Records drawn from a dataset
══════════════════════════════
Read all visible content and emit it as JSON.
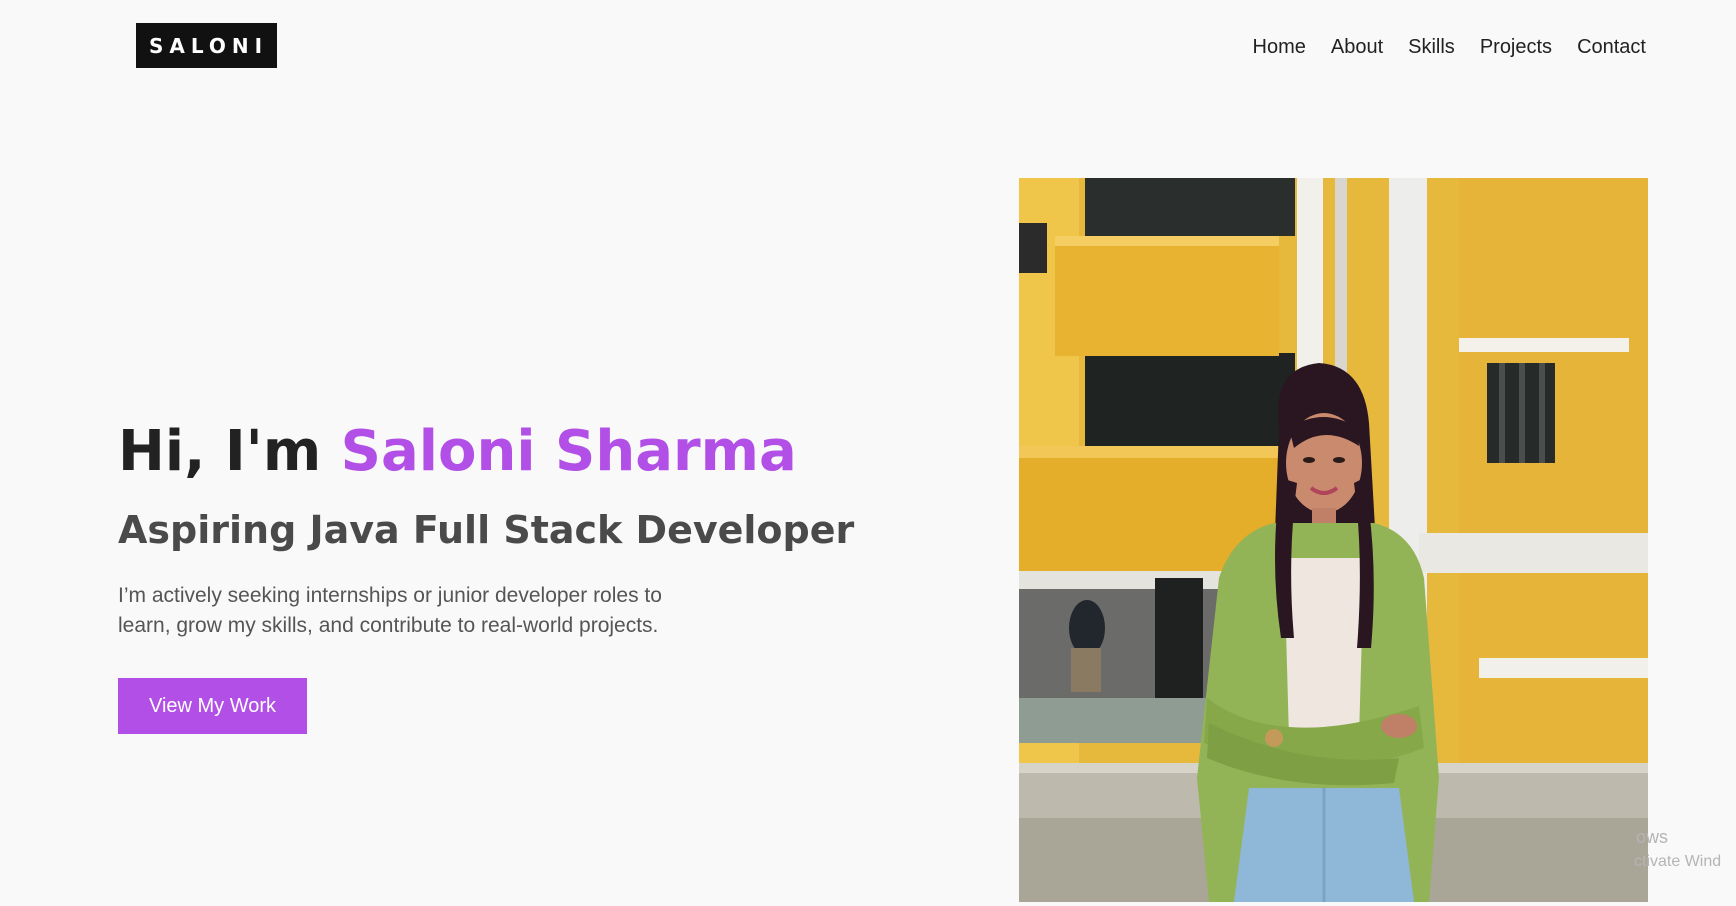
{
  "header": {
    "logo": "SALONI",
    "nav": [
      "Home",
      "About",
      "Skills",
      "Projects",
      "Contact"
    ]
  },
  "hero": {
    "greeting": "Hi, I'm ",
    "name": "Saloni Sharma",
    "subtitle": "Aspiring Java Full Stack Developer",
    "description_line1": "I’m actively seeking internships or junior developer roles to",
    "description_line2": "learn, grow my skills, and contribute to real-world projects.",
    "cta_label": "View My Work"
  },
  "watermark": {
    "line1": "ows",
    "line2": "ctivate Wind"
  },
  "colors": {
    "accent": "#b24fe6",
    "background": "#f9f9f9",
    "logo_bg": "#111111",
    "text_dark": "#222222",
    "text_muted": "#555555"
  }
}
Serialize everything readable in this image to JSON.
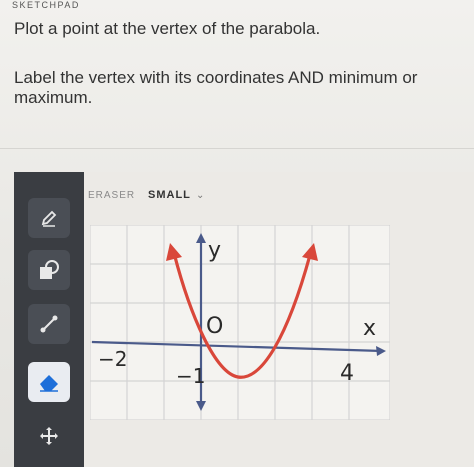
{
  "header": {
    "title": "SKETCHPAD"
  },
  "prompt": {
    "line1": "Plot a point at the vertex of the parabola.",
    "line2": "Label the vertex with its coordinates AND minimum or maximum."
  },
  "toolbar": {
    "items": [
      {
        "name": "pencil",
        "icon": "pencil-icon",
        "active": false
      },
      {
        "name": "shapes",
        "icon": "shapes-icon",
        "active": false
      },
      {
        "name": "line",
        "icon": "line-icon",
        "active": false
      },
      {
        "name": "eraser",
        "icon": "eraser-icon",
        "active": true
      },
      {
        "name": "move",
        "icon": "move-icon",
        "active": false
      }
    ]
  },
  "options": {
    "tool_label": "ERASER",
    "size_value": "SMALL"
  },
  "graph": {
    "y_label": "y",
    "x_label": "x",
    "origin_label": "O",
    "x_neg_label": "−2",
    "x_pos_label": "4",
    "y_neg_label": "−1",
    "curve_color": "#d9473a",
    "axis_color": "#4a5a8a"
  }
}
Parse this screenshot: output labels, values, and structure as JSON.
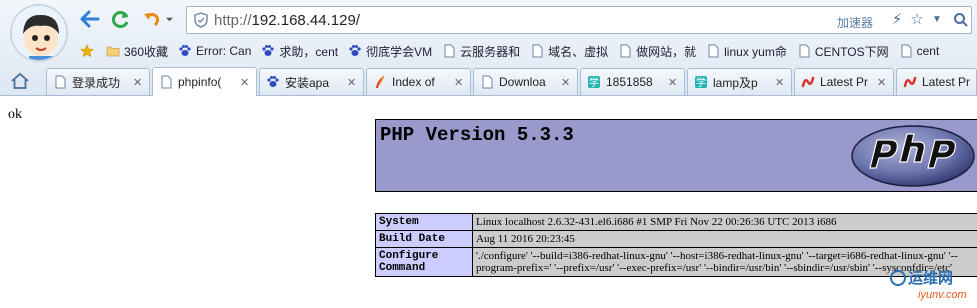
{
  "browser": {
    "url_protocol": "http://",
    "url_host": "192.168.44.129/",
    "accelerator_label": "加速器",
    "bookmarks": [
      {
        "label": "360收藏",
        "icon": "folder-icon"
      },
      {
        "label": "Error: Can",
        "icon": "baidu-paw-icon"
      },
      {
        "label": "求助，cent",
        "icon": "baidu-paw-icon"
      },
      {
        "label": "彻底学会VM",
        "icon": "baidu-paw-icon"
      },
      {
        "label": "云服务器和",
        "icon": "page-icon"
      },
      {
        "label": "域名、虚拟",
        "icon": "page-icon"
      },
      {
        "label": "做网站，就",
        "icon": "page-icon"
      },
      {
        "label": "linux yum命",
        "icon": "page-icon"
      },
      {
        "label": "CENTOS下网",
        "icon": "page-icon"
      },
      {
        "label": "cent",
        "icon": "page-icon"
      }
    ],
    "tabs": [
      {
        "label": "登录成功",
        "icon": "page-icon",
        "active": false
      },
      {
        "label": "phpinfo(",
        "icon": "page-icon",
        "active": true
      },
      {
        "label": "安装apa",
        "icon": "baidu-paw-icon",
        "active": false
      },
      {
        "label": "Index of",
        "icon": "feather-icon",
        "active": false
      },
      {
        "label": "Downloa",
        "icon": "page-icon",
        "active": false
      },
      {
        "label": "1851858",
        "icon": "study-icon",
        "active": false
      },
      {
        "label": "lamp及p",
        "icon": "study-icon",
        "active": false
      },
      {
        "label": "Latest Pr",
        "icon": "red-swirl-icon",
        "active": false
      },
      {
        "label": "Latest Pr",
        "icon": "red-swirl-icon",
        "active": false
      }
    ]
  },
  "page": {
    "ok_text": "ok",
    "php_version_title": "PHP Version 5.3.3",
    "info_rows": [
      {
        "key": "System",
        "value": "Linux localhost 2.6.32-431.el6.i686 #1 SMP Fri Nov 22 00:26:36 UTC 2013 i686"
      },
      {
        "key": "Build Date",
        "value": "Aug 11 2016 20:23:45"
      },
      {
        "key": "Configure Command",
        "value": "'./configure' '--build=i386-redhat-linux-gnu' '--host=i386-redhat-linux-gnu' '--target=i686-redhat-linux-gnu' '--program-prefix=' '--prefix=/usr' '--exec-prefix=/usr' '--bindir=/usr/bin' '--sbindir=/usr/sbin' '--sysconfdir=/etc'"
      }
    ]
  },
  "watermark": {
    "text1": "运维网",
    "text2": "iyunv.com"
  },
  "colors": {
    "php_header_bg": "#9999cc",
    "php_key_bg": "#ccccff",
    "php_value_bg": "#cccccc",
    "chrome_bg": "#dde7f2",
    "nav_blue": "#2f7ed8",
    "refresh_green": "#2aa84a",
    "undo_orange": "#e88a1a"
  }
}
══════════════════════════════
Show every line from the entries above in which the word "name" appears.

    "name": "Saloni Sharma",
        "name": "pencil",
        "name": "shapes",
        "name": "line",
        "name": "eraser",
        "name": "move",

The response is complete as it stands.